▸ Brief
Pull each line containing "name" from the data.

• • • • •

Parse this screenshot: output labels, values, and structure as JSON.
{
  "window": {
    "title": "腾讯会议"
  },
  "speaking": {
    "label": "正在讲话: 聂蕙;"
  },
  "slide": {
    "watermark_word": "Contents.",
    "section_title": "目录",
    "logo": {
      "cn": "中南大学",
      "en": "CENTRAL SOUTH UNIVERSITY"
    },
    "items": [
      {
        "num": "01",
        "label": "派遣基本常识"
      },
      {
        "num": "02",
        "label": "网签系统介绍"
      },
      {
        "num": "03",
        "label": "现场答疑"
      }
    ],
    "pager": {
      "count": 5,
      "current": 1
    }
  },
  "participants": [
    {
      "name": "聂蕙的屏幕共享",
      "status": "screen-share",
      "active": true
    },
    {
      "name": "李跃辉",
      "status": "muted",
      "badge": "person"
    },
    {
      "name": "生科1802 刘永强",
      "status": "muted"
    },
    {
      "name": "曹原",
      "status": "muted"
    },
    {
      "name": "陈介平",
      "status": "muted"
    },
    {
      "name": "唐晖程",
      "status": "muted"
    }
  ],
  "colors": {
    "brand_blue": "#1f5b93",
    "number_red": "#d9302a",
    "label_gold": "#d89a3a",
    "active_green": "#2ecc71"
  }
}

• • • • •

▸ Task answer
      "name": "聂蕙的屏幕共享",
      "name": "李跃辉",
      "name": "生科1802 刘永强",
      "name": "曹原",
      "name": "陈介平",
      "name": "唐晖程",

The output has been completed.